Publication proposée par Mark Owusu-Ansah


CIDR has been promoting Value Chain Financing [1] (VCF) under its East Africa Programme since 2003. First experience took place in Tanzania, with paprika and onions. In the case of Paprika, CIDR has tested a microfinance group loan which is partially guaranteed by a triparty agreement signed between a MFI, rural smallholders and a TMSP (Technical and Marketing Service Provider). Repayment rates proved very high and have generated better returns for the MFIs since the guarantee provided by the contract allowed farmers to receive larger loan amounts.

Therefore, after the successful implementation of such financial product, CIDR has engaged a full time expert, Mark Owusuansah, to identify new opportunities and support our partners in the region to roll out the concept to other crops in Tanzania, Kenya and Ethiopia. In 2008 a survey was conducted in 5 Regions in Tanzania, and in 2009, Mark has conducted studies in both Kenya and Ethiopia. At this point on time, we are fine-tuning the products that are to be launched in Kenya (dairy and banana), where our local partner has just hired a person to start this new business line and in Ethiopia for Black cumin. In both countries we are negotiating triparty contracts with TMSP.

This document is a summary of the contribution of the Regional Value Chain Coordinator for East Africa programme to the Value Chain Finance workshop conducted by CIDR’s MECE department in full (Head Office and Field Experts) in September 2009.


This document can be of interest to anyone that wants to have a rapid overview of what Value Chain Finance is and have a glance at the VCF products that CIDR is promoting in Kenya and Ethiopia during the second phase of the programme.

It can also help Microfinance experts that want to conduct studies to implement Value Chain Finance Products because it explains the processes followed by the East Africa team, the kind of information that has been collected and analysed and the tools used to analyse the profitability of the value chains. It sets the pattern for conducting a VCF study and how the subsequent report could be designed.

The tools in the spreadsheets attached require only direct input of data into the parameter tables and the various analyses will be run for them. However, these tools shall need fine-tuning for different other types of crops.

Executive summary

The paper presents a summary of the analytical results of the studies performed in Kenya for dairy and banana and in Ethiopia for black cumin. It includes highlights of the VCF products designed and the kind of economical analysis performed. It finally outlines the processes, and methodologies followed and the excel tools developed to perform profitability analysis of the value chains.

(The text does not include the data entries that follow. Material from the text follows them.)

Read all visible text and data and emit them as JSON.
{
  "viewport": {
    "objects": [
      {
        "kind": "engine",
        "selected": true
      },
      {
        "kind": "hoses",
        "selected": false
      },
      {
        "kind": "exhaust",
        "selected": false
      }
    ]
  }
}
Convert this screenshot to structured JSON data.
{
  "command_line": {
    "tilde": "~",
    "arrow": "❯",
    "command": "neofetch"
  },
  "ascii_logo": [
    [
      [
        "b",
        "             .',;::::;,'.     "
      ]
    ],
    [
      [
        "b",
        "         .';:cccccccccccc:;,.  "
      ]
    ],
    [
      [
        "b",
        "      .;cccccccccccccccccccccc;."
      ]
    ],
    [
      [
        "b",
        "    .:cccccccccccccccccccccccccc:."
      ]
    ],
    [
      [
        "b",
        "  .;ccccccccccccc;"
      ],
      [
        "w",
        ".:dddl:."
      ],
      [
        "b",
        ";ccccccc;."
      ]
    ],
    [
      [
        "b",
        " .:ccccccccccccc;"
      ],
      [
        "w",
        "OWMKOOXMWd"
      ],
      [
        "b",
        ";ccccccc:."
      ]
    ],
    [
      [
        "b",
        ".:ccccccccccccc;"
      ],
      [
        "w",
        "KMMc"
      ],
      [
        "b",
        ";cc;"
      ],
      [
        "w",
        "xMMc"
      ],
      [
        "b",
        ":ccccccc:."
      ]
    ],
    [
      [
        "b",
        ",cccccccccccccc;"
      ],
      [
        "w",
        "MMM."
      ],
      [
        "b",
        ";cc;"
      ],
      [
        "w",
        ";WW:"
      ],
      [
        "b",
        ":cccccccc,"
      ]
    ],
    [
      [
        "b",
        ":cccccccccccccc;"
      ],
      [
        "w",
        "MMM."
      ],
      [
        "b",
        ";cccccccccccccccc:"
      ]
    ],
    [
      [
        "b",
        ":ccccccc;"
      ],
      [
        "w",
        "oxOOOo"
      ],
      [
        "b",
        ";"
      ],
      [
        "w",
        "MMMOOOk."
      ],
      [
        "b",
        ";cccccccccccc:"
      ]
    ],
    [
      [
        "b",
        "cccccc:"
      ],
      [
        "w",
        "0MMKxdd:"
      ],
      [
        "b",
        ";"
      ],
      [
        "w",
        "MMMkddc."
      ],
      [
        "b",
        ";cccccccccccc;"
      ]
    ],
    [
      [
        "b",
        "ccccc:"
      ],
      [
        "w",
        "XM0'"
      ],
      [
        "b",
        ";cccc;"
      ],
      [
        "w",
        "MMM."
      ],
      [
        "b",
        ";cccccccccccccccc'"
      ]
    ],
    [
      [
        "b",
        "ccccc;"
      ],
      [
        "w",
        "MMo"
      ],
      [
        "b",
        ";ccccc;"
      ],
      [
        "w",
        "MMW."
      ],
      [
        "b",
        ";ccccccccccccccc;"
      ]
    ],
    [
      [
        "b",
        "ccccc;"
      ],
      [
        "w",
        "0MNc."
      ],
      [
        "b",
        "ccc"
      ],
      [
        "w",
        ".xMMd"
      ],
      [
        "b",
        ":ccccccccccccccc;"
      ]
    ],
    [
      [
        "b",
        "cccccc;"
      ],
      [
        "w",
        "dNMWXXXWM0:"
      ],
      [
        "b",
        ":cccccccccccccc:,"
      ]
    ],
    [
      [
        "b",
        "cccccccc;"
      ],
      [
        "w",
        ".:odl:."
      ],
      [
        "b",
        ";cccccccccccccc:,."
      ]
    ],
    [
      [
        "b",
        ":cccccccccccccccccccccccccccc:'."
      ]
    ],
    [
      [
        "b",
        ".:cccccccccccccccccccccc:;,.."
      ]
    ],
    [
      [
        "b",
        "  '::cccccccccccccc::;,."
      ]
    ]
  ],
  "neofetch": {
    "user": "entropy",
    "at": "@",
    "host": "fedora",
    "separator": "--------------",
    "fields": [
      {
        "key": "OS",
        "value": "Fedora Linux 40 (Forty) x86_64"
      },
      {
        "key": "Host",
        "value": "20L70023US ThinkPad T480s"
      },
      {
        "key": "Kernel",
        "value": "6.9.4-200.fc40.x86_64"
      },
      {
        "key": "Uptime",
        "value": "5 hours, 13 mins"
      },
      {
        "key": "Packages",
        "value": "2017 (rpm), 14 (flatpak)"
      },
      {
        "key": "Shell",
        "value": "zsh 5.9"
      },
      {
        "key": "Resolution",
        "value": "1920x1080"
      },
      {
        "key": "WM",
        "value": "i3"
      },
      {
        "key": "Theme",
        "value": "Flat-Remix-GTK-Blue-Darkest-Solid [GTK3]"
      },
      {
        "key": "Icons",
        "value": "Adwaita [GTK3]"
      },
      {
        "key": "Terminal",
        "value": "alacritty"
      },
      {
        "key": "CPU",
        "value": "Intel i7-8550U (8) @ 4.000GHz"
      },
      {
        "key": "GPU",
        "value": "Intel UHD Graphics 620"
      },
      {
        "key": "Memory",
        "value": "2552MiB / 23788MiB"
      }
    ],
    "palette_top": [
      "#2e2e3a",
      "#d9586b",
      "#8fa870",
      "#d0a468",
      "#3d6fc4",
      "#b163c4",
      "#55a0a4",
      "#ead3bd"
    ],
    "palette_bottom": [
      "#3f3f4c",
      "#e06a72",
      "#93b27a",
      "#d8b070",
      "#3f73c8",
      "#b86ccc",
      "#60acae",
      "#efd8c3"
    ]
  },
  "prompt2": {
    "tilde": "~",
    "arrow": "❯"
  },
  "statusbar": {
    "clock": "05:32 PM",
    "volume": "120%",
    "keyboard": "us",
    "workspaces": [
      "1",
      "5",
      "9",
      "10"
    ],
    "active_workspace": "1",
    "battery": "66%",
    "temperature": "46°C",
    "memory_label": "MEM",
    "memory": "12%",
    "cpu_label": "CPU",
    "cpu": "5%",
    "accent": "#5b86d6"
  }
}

[1Also called Agri-business methodology (ABM) compared with Community based methodology/group lending